WHAT THE TASK REQUIRES
Check each line of the material below for "gradient". Report how many have it, with no other words.

THE DATA

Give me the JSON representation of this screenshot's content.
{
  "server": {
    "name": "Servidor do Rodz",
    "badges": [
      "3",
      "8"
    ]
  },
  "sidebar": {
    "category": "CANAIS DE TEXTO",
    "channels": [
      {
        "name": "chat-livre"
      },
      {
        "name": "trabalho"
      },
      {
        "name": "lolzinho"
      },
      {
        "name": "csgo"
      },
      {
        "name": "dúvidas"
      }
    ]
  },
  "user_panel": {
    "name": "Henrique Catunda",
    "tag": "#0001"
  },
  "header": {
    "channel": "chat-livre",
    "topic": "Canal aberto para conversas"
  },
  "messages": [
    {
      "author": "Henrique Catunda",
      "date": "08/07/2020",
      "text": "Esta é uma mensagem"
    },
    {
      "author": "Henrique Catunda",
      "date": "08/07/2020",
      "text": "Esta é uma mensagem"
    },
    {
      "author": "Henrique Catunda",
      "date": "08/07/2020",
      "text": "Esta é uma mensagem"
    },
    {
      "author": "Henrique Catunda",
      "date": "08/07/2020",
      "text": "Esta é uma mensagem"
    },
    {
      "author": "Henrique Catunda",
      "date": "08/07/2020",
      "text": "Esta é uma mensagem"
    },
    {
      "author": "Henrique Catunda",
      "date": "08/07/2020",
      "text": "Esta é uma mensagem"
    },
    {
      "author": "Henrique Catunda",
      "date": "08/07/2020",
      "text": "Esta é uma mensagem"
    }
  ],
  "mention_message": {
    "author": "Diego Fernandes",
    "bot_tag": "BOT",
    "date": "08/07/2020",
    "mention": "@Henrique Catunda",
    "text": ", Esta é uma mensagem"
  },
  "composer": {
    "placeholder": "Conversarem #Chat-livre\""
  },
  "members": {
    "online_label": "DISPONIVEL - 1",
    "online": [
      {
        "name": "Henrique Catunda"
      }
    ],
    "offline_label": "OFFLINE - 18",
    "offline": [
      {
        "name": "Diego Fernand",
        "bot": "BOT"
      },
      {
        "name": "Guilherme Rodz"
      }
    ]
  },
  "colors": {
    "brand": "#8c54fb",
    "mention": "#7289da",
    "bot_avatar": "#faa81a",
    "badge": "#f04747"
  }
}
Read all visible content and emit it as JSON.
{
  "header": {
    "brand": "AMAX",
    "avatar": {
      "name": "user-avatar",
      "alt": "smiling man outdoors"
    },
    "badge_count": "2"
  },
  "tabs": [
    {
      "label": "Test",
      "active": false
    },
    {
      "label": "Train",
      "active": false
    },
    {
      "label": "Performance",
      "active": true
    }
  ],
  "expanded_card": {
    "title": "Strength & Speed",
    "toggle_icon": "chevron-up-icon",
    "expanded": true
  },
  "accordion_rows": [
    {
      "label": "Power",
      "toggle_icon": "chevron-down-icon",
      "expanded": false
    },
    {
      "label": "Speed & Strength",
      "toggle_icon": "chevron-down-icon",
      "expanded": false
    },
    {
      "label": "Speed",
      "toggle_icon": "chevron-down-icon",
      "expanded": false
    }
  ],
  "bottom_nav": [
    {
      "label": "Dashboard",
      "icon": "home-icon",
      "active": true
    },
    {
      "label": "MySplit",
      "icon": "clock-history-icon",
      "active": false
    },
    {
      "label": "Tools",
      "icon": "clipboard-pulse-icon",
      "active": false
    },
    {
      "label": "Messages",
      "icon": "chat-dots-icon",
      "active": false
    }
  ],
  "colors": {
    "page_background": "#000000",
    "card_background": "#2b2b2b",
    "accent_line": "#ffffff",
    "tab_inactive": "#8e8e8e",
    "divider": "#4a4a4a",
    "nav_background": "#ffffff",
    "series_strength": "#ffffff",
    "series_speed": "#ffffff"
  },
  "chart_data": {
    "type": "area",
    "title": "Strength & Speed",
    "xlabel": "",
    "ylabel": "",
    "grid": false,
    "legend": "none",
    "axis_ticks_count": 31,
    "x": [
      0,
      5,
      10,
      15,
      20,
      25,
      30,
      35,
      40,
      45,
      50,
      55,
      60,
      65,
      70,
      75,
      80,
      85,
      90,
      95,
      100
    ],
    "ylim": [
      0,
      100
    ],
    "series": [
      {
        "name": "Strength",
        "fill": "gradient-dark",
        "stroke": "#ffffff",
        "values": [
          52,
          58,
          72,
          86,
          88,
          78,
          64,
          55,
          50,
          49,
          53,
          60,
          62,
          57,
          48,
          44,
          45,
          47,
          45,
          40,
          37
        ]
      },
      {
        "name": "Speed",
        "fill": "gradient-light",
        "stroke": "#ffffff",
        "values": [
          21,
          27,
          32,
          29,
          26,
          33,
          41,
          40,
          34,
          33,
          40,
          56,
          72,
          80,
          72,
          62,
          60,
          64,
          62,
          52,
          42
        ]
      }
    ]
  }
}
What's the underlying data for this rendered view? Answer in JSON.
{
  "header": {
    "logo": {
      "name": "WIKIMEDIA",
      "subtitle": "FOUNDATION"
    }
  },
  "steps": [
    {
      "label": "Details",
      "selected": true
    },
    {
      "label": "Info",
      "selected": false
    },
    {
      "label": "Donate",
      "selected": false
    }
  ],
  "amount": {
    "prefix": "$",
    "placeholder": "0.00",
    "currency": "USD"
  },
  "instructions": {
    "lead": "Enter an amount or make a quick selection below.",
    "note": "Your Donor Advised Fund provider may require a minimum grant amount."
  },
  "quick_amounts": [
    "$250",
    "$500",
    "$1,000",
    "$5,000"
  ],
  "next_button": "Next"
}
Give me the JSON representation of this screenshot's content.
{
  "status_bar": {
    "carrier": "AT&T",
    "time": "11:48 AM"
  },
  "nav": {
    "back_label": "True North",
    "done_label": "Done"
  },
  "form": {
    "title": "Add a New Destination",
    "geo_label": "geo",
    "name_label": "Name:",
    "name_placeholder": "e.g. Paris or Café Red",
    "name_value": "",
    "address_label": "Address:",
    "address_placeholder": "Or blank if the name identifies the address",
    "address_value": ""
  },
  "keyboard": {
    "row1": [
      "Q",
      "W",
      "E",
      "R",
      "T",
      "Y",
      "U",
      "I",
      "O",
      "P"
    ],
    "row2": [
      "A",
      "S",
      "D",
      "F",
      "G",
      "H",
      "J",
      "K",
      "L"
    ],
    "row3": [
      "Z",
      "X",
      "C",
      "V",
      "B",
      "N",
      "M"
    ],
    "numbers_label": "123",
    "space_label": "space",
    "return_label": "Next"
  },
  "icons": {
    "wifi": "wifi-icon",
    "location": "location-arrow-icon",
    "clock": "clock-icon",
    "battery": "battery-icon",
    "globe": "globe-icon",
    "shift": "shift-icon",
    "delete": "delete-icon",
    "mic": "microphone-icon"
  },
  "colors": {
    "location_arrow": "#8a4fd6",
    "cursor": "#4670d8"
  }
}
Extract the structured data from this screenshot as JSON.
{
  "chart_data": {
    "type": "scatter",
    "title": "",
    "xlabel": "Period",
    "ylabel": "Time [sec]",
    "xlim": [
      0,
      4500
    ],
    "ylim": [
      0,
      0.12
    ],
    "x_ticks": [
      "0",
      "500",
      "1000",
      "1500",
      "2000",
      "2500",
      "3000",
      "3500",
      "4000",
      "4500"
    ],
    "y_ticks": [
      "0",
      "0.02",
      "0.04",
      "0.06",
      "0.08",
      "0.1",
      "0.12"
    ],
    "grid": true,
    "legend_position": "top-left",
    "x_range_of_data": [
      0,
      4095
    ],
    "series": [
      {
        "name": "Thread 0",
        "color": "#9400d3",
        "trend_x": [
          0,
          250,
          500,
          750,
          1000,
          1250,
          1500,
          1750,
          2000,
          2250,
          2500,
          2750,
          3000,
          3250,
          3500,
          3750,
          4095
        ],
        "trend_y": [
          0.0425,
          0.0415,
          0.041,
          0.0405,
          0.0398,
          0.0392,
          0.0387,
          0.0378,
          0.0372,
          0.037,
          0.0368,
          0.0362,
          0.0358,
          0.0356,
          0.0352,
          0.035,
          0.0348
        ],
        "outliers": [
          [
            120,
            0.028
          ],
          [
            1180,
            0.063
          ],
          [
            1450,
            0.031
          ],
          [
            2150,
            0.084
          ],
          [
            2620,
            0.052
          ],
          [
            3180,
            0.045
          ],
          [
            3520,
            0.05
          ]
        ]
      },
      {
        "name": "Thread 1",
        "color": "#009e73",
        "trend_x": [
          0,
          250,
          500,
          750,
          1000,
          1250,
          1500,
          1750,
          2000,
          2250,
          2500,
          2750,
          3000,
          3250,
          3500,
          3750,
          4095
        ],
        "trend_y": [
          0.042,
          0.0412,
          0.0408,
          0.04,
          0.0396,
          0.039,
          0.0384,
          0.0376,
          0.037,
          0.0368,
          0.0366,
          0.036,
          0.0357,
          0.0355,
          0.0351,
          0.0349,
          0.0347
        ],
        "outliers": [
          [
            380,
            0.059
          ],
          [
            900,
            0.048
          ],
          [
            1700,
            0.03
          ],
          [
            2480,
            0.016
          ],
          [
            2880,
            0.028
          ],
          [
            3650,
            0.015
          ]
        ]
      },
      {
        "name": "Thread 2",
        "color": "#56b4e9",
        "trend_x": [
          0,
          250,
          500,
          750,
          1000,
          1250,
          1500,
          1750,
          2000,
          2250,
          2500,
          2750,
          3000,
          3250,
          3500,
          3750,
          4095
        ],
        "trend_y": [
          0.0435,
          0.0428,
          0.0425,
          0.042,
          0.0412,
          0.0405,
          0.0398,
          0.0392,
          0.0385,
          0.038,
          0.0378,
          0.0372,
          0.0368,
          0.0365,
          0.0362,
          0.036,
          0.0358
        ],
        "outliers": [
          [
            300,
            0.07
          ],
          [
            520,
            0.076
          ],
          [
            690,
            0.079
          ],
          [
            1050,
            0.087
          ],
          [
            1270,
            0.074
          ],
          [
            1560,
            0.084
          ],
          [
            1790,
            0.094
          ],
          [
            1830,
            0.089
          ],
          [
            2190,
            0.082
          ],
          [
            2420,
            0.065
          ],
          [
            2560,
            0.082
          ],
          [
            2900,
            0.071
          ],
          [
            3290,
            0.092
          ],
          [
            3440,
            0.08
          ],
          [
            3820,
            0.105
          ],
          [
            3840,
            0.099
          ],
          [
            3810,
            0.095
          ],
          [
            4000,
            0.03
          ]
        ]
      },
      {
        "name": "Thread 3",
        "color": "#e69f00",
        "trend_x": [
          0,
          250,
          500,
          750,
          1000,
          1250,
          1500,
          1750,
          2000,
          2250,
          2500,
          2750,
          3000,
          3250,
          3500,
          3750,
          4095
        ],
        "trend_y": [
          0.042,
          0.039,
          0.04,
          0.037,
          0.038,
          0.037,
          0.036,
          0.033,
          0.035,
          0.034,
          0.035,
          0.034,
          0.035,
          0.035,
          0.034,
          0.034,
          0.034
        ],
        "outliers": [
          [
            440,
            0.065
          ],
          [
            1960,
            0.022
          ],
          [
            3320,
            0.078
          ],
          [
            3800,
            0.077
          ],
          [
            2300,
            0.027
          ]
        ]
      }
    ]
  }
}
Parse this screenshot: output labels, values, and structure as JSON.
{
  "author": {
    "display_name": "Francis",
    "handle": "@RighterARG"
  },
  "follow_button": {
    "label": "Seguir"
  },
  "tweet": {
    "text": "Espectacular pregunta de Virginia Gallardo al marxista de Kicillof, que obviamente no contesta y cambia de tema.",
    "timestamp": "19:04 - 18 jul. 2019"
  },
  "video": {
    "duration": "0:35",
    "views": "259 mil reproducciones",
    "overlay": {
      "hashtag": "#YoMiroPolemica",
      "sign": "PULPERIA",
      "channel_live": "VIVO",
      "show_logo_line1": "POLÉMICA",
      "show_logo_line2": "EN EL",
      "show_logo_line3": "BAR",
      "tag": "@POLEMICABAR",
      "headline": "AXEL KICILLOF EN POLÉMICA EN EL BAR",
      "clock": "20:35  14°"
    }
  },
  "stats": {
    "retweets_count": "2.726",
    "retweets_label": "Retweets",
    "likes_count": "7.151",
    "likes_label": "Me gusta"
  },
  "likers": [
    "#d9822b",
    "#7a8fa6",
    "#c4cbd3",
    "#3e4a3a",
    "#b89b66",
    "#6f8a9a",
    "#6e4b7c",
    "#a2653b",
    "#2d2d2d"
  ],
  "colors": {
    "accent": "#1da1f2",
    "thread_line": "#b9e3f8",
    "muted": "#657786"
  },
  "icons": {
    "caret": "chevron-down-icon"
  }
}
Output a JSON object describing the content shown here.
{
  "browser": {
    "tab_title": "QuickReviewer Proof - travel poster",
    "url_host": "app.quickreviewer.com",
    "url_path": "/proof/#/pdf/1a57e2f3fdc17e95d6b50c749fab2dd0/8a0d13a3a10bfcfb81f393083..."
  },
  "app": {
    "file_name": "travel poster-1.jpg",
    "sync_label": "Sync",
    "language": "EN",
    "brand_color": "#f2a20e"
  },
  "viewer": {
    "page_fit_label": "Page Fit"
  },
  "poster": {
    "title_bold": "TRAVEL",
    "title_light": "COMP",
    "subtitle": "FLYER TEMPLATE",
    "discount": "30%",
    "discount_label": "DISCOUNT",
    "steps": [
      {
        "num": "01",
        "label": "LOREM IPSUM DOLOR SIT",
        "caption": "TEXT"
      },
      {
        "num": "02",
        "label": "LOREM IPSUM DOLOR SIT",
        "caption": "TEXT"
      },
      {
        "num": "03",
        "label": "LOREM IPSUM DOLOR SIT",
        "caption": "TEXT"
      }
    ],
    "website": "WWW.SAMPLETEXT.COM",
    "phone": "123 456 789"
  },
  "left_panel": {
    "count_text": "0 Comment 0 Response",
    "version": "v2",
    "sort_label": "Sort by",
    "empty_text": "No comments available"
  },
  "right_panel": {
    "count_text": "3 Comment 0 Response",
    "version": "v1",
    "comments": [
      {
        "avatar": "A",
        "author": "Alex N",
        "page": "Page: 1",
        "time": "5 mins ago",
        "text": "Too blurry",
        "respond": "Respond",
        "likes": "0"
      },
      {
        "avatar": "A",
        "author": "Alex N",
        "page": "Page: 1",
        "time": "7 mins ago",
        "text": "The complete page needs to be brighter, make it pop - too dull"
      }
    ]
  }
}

RESPONSE BOX
2